ARS researchers in Temple, TX, employed adaptive nutrient management to determine preferred balances on farms.
Take Your Alfalfa Out to Pasture
Beef producers in the western United States have been searching for alternatives to nitrogen-rich fertilizers while also placing an increased emphasis on environmental stewardship. One possible answer to both concerns is to integrate alfalfa and other legumes into their high-productivity, irrigated pastures.
ARS researchers in Logan, UT, measured herbage mass, nutritive value, steer growth performance, and economics of tall fescue pastures mixed with alfalfa or birdsfoot trefoil compared to fescue-only pastures with nitrogen fertilizer. The grass-legume mixed pastures had slightly less herbage, but nutrition and steer growth performance improved compared to fertilized grass pastures. Without the added cost of fertilizer, economic returns for the grass-legume pastures were 2.4 (trefoil) and 1.7 (alfalfa) times greater than the fertilized grass pastures.
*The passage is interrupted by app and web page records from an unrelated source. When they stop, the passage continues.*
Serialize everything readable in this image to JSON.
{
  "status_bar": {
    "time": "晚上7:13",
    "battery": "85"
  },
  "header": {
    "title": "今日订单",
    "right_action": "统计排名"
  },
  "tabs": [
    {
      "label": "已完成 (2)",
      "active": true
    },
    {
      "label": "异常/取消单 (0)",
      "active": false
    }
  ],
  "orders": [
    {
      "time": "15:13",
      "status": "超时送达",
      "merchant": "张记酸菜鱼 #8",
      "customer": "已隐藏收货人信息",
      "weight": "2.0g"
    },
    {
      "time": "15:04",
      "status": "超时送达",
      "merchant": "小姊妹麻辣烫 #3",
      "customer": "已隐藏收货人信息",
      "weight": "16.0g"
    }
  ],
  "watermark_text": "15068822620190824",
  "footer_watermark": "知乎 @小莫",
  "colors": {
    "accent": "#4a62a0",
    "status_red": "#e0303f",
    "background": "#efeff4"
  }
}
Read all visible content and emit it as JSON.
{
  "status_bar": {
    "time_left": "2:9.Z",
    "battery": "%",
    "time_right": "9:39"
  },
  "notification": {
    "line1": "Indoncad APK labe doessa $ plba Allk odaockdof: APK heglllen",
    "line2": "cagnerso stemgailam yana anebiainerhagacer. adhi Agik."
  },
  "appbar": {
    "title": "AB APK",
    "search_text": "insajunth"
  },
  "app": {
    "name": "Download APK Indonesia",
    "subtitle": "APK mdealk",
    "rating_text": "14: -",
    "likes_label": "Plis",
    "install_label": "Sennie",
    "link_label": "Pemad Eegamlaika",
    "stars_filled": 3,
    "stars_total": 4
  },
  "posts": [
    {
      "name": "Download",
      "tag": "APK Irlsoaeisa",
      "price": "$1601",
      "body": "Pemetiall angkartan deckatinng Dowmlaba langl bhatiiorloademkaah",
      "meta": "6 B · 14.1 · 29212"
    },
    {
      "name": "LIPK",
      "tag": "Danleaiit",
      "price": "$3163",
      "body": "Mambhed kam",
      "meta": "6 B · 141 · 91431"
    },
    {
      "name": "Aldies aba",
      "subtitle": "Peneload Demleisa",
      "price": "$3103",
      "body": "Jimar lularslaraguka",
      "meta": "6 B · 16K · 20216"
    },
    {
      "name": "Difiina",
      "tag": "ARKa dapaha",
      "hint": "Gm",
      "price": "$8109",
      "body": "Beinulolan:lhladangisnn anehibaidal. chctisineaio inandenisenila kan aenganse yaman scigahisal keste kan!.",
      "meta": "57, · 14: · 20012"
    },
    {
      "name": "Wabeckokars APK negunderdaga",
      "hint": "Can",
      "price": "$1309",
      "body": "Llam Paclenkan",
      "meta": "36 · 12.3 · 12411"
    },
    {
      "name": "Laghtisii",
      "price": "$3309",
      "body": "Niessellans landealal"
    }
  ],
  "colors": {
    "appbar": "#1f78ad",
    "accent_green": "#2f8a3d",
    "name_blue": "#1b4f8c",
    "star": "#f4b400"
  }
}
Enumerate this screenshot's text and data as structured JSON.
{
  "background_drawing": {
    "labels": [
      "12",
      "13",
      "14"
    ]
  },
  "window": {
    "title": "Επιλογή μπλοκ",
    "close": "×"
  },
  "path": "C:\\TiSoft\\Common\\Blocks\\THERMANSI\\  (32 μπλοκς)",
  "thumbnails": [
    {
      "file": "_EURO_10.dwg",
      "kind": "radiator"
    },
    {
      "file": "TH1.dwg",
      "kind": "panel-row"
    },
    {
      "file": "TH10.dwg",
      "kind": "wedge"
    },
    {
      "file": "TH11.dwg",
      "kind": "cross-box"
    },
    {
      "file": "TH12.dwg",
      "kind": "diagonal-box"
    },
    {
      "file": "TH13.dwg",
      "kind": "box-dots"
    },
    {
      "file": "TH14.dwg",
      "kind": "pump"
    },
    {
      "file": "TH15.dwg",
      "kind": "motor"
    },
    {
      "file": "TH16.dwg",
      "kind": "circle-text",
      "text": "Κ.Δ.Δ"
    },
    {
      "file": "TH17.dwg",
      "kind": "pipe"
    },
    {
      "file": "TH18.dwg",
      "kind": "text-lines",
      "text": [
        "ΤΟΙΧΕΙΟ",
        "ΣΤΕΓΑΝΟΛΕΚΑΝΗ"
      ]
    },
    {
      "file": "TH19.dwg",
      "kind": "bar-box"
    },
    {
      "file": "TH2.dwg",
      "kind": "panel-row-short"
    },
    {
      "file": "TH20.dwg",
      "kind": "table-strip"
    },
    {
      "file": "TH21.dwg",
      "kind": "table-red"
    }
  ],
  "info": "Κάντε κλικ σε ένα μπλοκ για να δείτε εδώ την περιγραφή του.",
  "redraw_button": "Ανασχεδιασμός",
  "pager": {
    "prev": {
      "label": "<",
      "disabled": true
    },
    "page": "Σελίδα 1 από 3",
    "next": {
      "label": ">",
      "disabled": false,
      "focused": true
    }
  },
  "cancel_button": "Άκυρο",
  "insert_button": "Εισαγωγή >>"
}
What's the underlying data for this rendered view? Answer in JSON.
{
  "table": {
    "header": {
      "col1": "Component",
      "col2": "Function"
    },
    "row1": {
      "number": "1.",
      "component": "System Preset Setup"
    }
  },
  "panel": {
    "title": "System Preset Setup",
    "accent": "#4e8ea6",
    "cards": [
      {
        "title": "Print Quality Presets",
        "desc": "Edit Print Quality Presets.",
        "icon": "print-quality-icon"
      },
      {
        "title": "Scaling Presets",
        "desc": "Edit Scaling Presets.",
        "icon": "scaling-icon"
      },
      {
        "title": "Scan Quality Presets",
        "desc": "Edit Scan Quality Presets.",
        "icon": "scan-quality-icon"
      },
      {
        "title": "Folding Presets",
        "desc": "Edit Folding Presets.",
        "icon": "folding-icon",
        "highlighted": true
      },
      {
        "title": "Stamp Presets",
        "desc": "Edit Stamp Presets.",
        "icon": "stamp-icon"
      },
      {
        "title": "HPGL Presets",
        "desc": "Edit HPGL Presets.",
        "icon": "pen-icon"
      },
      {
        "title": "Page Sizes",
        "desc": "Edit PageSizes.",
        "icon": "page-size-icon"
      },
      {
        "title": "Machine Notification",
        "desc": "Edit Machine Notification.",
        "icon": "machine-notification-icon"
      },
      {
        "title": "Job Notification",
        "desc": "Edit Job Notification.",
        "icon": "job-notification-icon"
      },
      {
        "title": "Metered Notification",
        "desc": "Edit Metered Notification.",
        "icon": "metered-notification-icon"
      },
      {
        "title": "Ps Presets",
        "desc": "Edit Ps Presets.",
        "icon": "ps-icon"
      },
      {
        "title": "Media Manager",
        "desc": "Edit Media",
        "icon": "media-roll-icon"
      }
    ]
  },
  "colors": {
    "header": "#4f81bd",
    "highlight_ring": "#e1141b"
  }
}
In addition, grass-legume mixtures can help reduce dependence on petroleum-based commercial fertilizer.
Explore Other Discoveries
Adaptive Nutrient Management
Carbon Mapping on the Go
ARS researchers have developed a unique mobile system that assesses and maps out soil carbon to a depth of 30 centimeters (the plow layer) – all in real time.
Developing Biofuel Opportunities
ARS scientists are investigating ways to ensure agriculture can produce renewable fuels that will help diminish our carbon footprint.
Elephant Grass as Bio-Feedstock
Scientists conducted research on how farm management practices could maximize elephant grass’s utility as a bioethanol feedstock.
New Standards for Analyzing Soil Health
A new protocol addresses sources of variability and uncertainty in measuring microbial community composition and its connection with agricultural management and changing climate.
To Save More Water, Plant Corn Later
A team of researchers and their partners have found another way to conserve water: late planted corn.
Wrangling for Resiliency
ARS researchers and the USDA Southwest Climate Hub developed a new set of tools aiming at helping farmers, ranchers, and other stakeholders plan for serious environmental challenges.